(Data about app and page elements)
[Start of Attachment]

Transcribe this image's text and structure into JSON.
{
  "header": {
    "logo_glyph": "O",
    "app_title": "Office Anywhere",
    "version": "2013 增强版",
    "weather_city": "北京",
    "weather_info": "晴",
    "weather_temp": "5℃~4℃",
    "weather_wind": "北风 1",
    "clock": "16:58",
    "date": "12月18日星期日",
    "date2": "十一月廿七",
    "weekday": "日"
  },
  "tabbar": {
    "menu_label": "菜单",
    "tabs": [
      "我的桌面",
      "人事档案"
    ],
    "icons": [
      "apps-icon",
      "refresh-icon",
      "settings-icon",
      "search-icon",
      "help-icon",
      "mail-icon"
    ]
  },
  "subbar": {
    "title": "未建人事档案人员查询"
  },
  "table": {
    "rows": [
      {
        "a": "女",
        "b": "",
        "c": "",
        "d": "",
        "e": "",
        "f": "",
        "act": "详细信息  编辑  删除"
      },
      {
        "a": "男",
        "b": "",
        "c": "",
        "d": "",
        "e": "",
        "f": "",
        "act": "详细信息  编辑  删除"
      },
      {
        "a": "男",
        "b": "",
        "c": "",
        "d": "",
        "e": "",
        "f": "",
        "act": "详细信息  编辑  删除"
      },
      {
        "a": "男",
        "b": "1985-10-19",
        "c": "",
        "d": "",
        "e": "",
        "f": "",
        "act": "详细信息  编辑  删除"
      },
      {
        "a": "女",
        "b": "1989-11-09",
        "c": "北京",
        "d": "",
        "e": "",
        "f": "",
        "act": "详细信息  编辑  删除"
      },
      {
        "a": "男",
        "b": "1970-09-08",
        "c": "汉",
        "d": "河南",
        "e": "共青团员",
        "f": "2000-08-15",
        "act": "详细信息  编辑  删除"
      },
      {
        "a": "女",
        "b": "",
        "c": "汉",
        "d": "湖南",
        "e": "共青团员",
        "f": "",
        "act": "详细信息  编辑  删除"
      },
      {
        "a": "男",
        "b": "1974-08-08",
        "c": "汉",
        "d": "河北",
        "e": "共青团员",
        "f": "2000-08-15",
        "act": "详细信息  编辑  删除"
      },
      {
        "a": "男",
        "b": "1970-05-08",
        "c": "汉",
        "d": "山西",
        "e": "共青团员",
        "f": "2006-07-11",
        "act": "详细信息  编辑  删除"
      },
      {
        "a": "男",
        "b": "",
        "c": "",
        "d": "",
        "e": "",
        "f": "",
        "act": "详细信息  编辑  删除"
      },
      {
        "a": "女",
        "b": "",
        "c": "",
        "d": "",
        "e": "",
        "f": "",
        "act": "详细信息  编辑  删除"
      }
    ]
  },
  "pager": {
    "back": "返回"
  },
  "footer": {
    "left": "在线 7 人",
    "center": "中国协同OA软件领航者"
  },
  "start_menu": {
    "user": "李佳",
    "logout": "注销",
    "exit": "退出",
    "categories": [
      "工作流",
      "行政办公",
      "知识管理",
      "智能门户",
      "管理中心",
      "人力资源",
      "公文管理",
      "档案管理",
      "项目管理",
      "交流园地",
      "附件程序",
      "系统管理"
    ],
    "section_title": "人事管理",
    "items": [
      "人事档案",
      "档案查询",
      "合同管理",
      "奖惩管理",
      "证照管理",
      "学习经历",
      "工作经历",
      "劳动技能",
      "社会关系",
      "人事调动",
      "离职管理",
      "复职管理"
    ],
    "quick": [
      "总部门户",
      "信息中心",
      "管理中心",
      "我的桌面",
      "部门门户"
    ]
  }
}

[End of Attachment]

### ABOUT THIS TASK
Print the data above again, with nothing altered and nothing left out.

### TASK OUTPUT
Transcribe this image's text and structure into JSON.
{
  "header": {
    "logo_glyph": "O",
    "app_title": "Office Anywhere",
    "version": "2013 增强版",
    "weather_city": "北京",
    "weather_info": "晴",
    "weather_temp": "5℃~4℃",
    "weather_wind": "北风 1",
    "clock": "16:58",
    "date": "12月18日星期日",
    "date2": "十一月廿七",
    "weekday": "日"
  },
  "tabbar": {
    "menu_label": "菜单",
    "tabs": [
      "我的桌面",
      "人事档案"
    ],
    "icons": [
      "apps-icon",
      "refresh-icon",
      "settings-icon",
      "search-icon",
      "help-icon",
      "mail-icon"
    ]
  },
  "subbar": {
    "title": "未建人事档案人员查询"
  },
  "table": {
    "rows": [
      {
        "a": "女",
        "b": "",
        "c": "",
        "d": "",
        "e": "",
        "f": "",
        "act": "详细信息  编辑  删除"
      },
      {
        "a": "男",
        "b": "",
        "c": "",
        "d": "",
        "e": "",
        "f": "",
        "act": "详细信息  编辑  删除"
      },
      {
        "a": "男",
        "b": "",
        "c": "",
        "d": "",
        "e": "",
        "f": "",
        "act": "详细信息  编辑  删除"
      },
      {
        "a": "男",
        "b": "1985-10-19",
        "c": "",
        "d": "",
        "e": "",
        "f": "",
        "act": "详细信息  编辑  删除"
      },
      {
        "a": "女",
        "b": "1989-11-09",
        "c": "北京",
        "d": "",
        "e": "",
        "f": "",
        "act": "详细信息  编辑  删除"
      },
      {
        "a": "男",
        "b": "1970-09-08",
        "c": "汉",
        "d": "河南",
        "e": "共青团员",
        "f": "2000-08-15",
        "act": "详细信息  编辑  删除"
      },
      {
        "a": "女",
        "b": "",
        "c": "汉",
        "d": "湖南",
        "e": "共青团员",
        "f": "",
        "act": "详细信息  编辑  删除"
      },
      {
        "a": "男",
        "b": "1974-08-08",
        "c": "汉",
        "d": "河北",
        "e": "共青团员",
        "f": "2000-08-15",
        "act": "详细信息  编辑  删除"
      },
      {
        "a": "男",
        "b": "1970-05-08",
        "c": "汉",
        "d": "山西",
        "e": "共青团员",
        "f": "2006-07-11",
        "act": "详细信息  编辑  删除"
      },
      {
        "a": "男",
        "b": "",
        "c": "",
        "d": "",
        "e": "",
        "f": "",
        "act": "详细信息  编辑  删除"
      },
      {
        "a": "女",
        "b": "",
        "c": "",
        "d": "",
        "e": "",
        "f": "",
        "act": "详细信息  编辑  删除"
      }
    ]
  },
  "pager": {
    "back": "返回"
  },
  "footer": {
    "left": "在线 7 人",
    "center": "中国协同OA软件领航者"
  },
  "start_menu": {
    "user": "李佳",
    "logout": "注销",
    "exit": "退出",
    "categories": [
      "工作流",
      "行政办公",
      "知识管理",
      "智能门户",
      "管理中心",
      "人力资源",
      "公文管理",
      "档案管理",
      "项目管理",
      "交流园地",
      "附件程序",
      "系统管理"
    ],
    "section_title": "人事管理",
    "items": [
      "人事档案",
      "档案查询",
      "合同管理",
      "奖惩管理",
      "证照管理",
      "学习经历",
      "工作经历",
      "劳动技能",
      "社会关系",
      "人事调动",
      "离职管理",
      "复职管理"
    ],
    "quick": [
      "总部门户",
      "信息中心",
      "管理中心",
      "我的桌面",
      "部门门户"
    ]
  }
}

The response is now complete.